#    $1      $2  $3   $4       $5    $6 $7  $8       $9 

BEGIN {
# associative array mapping month names -> numbers 
month["Jan"]="01"
month["Feb"]="02"
month["Mar"]="03"
month["Apr"]="04"
month["May"]="05"
month["Jun"]="06"
month["Jul"]="07"
month["Aug"]="08"
month["Sep"]="09"
month["Oct"]="10"
month["Nov"]="11"
month["Dec"]="12"
}

{ 

if ( NF != 9 ) { next }
printf "%s-%02u % 5s\n", month[$6], $7, $8

}




B.1 The 'perl' reformatter

Code:
#!/usr/bin/perl -w

use strict ;

my %month = qw ( Jan 01 Feb 02 Mar 03 Apr 04 May 05 Jun 06 
                 Jul 07 Aug 08 Sep 09 Oct 10 Nov 11 Dec 12 ) ;

# Format of ftp listing 
# -rw-r--r--  1    0     122     109360 Dec  5    13:45 INSTALL.i386
# -rw-r--r--  1    0     122     109360 Jan  5     2007 INSTALL.i386
#   $perm    $blk $user $group   $size  $m  $day  $time   $name

sub reformat {
    my ($perm, $blk, $user, $group, $size, $m, $day, $time, $name) ;
    my $len = 40 ;

    while ( <> ) {
        next if /^\s*$/ ;    # skip empty or whitespace only lines
        next if /^total/i ;  # skip 'total blocks' line
        ($perm, $blk, $user, $group, $size, $m, $day, $time, $name) = () ;
        ($perm, $blk, $user, $group, $size, $m, $day, $time, $name) = split ;
        printf("%s-%0+2u %+5s %-${len}s %+10u\n", $month{$m}, $day, $time, $name, $size) ;
    }
}
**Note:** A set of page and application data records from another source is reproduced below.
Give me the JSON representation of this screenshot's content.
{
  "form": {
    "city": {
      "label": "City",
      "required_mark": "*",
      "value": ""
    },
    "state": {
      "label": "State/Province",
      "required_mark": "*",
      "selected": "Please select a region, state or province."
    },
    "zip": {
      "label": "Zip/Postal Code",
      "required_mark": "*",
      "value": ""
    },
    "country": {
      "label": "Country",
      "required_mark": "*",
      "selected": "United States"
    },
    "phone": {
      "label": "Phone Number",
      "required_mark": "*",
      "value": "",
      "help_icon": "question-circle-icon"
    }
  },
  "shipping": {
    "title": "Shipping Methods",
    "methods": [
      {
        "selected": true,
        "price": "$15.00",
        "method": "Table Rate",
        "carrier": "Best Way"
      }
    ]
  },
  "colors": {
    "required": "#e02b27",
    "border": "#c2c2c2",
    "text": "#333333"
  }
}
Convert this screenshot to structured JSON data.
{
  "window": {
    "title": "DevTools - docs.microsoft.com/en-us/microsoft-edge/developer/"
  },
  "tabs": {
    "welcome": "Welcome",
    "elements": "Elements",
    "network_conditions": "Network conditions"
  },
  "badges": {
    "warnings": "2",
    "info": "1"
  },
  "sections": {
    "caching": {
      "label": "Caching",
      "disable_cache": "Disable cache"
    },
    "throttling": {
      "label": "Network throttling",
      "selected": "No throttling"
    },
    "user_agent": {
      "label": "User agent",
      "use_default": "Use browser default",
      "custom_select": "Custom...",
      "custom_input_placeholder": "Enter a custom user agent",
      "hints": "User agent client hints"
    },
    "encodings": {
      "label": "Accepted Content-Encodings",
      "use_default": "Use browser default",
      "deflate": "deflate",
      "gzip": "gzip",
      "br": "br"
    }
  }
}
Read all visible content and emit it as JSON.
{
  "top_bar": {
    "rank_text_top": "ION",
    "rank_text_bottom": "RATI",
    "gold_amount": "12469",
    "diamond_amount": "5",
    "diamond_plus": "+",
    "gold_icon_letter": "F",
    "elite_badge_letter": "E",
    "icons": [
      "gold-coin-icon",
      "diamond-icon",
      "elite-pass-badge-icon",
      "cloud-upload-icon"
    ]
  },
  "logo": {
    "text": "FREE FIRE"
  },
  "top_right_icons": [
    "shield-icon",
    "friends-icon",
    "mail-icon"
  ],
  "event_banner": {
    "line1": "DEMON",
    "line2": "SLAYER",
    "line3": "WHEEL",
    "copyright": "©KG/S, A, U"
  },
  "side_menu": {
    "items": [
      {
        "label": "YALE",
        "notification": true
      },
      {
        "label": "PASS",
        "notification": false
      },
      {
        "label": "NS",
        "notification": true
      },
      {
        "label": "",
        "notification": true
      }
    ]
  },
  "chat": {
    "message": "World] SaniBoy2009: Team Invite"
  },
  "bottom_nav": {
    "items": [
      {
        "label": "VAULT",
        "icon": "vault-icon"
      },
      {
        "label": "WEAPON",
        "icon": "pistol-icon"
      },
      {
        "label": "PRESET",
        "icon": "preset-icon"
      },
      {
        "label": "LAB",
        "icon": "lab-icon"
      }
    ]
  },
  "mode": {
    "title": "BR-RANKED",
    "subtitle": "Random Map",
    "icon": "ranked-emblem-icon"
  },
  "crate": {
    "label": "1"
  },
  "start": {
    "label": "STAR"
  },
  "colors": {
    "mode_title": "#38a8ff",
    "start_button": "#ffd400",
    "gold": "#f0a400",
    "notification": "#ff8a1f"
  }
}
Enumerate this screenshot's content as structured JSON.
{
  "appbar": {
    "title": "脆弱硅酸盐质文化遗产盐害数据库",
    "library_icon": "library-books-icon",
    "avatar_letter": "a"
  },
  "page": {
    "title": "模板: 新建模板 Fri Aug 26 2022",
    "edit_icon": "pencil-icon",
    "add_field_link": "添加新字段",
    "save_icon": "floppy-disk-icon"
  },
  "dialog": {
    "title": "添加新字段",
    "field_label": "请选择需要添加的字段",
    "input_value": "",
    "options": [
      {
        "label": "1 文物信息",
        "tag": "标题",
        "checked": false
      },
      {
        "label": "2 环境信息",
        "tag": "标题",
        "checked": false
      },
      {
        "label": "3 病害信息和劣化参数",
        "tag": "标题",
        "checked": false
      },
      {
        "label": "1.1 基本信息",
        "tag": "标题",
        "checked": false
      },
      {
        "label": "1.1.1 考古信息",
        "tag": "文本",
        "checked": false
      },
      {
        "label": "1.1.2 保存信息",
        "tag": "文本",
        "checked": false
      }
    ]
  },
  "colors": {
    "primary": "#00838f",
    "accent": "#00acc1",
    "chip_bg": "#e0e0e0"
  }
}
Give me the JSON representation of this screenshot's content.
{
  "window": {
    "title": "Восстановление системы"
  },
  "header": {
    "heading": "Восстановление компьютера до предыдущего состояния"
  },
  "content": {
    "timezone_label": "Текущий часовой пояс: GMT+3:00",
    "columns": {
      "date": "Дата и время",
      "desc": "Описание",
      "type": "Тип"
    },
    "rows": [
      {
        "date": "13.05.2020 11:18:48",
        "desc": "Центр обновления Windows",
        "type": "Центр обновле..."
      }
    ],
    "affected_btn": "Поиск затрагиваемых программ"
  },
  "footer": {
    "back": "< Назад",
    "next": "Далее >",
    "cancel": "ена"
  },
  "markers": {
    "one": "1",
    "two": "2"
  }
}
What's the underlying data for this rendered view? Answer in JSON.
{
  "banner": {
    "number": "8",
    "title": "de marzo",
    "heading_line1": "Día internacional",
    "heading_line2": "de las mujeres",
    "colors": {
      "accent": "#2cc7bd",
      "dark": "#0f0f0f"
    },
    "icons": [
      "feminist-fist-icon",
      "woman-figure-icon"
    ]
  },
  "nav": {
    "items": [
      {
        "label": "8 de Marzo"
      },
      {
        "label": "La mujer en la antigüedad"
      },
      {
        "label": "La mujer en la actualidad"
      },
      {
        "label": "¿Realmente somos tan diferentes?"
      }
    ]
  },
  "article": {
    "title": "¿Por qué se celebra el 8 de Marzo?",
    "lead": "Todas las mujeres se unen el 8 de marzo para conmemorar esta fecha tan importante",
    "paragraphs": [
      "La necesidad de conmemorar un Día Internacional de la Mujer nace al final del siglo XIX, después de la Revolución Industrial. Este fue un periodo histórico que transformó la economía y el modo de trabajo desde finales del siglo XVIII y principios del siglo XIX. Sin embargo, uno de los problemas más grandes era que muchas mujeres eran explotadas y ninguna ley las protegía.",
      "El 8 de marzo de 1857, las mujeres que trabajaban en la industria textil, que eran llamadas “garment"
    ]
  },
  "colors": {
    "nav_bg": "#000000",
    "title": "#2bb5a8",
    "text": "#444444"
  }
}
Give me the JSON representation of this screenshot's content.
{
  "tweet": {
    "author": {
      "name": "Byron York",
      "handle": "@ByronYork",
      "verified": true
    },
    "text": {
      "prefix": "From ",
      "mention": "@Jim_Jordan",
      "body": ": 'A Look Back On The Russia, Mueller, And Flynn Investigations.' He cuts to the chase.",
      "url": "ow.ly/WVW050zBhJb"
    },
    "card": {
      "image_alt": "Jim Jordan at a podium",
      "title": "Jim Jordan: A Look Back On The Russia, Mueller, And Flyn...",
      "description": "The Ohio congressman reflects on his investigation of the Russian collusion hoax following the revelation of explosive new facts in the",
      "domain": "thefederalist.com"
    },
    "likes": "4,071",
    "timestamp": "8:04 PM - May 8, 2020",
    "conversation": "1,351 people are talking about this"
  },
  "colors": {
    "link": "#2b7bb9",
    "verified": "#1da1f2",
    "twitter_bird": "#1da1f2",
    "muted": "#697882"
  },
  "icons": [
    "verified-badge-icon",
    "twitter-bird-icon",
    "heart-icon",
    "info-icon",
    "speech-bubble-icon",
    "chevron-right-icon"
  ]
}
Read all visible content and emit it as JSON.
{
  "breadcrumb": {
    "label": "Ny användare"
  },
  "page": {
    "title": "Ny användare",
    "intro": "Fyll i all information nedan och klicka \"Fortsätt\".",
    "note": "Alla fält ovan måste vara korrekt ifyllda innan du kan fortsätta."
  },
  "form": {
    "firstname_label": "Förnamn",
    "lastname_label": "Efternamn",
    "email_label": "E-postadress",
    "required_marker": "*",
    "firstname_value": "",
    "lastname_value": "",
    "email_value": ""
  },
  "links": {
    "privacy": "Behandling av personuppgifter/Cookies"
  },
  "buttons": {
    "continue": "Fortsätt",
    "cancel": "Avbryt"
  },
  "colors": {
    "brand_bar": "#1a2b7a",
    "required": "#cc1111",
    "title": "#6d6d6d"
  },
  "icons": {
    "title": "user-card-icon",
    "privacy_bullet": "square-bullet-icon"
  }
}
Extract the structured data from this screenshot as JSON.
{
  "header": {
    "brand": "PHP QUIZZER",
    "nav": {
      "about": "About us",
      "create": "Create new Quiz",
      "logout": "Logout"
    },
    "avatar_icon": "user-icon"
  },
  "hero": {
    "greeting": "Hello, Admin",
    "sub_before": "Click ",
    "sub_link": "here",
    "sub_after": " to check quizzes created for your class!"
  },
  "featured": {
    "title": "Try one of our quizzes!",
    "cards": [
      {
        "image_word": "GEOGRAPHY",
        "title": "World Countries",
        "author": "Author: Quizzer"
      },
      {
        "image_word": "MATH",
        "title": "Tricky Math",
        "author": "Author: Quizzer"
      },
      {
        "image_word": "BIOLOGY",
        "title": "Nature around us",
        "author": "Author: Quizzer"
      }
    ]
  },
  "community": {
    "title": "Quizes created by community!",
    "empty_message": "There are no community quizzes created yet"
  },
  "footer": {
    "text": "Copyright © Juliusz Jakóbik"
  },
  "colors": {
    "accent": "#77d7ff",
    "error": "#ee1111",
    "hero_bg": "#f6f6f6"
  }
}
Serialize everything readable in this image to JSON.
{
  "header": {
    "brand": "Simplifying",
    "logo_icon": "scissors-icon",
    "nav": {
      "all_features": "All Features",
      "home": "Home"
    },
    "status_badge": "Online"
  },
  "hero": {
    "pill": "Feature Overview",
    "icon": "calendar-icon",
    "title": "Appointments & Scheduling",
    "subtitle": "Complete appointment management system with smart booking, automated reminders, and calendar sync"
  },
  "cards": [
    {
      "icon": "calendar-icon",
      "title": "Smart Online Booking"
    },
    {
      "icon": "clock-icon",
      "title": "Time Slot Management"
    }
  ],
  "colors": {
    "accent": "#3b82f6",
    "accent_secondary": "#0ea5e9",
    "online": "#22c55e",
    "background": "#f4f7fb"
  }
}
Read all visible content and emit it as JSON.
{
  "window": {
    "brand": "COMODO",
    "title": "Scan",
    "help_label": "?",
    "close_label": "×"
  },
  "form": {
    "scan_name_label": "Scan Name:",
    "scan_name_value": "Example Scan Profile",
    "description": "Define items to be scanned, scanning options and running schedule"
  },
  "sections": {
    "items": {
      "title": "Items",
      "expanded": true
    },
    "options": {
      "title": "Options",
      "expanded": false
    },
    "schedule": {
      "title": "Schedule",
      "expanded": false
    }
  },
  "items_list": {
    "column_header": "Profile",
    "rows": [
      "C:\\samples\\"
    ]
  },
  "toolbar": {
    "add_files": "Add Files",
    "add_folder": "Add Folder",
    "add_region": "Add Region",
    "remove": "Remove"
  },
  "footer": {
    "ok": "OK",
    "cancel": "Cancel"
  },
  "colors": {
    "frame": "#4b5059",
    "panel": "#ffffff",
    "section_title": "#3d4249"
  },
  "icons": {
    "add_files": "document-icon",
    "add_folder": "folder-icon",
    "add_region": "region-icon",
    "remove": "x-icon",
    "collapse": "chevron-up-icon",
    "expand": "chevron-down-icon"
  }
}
reformat() ;
$Id: Reformatting.xml,v 1.4 2008/12/23 22:13:06 j65nko Exp $
$Id: book-vbul-html.xsl,v 1.3 2008/12/24 02:59:45 j65nko Exp $
Attached Files
File Type: html Reformatting.html (28.8 KB, 33 views)
Reply With Quote
Reply

Tags
awk, ftp, ftp directory listing, perl, printf

Thread Tools
Display Modes

Posting Rules
You may not post new threads
You may not post replies
You may not post attachments
You may not edit your posts

BB code is On
Smilies are On
[IMG] code is On
HTML code is Off

Forum Jump

Similar Threads
Thread Thread Starter Forum Replies Last Post
perl expression syntax qsecofr Programming 3 16th February 2009 12:56 PM
Perl locale Theta OpenBSD General 3 9th January 2009 01:59 PM
Learning Perl mtx Book reviews 7 22nd October 2008 05:55 PM
perl/tk bsdnewbie999 OpenBSD Packages and Ports 4 8th August 2008 12:34 AM
Perl Script c0mrade Programming 1 26th June 2008 05:04 AM


All times are GMT. The time now is 10:46 AM.


Powered by vBulletin® Version 3.8.4
Copyright ©2000 - 2014, Jelsoft Enterprises Ltd.
Content copyright © 2007-2010, the authors
Daemon image copyright ©1988, Marshall Kirk McKusick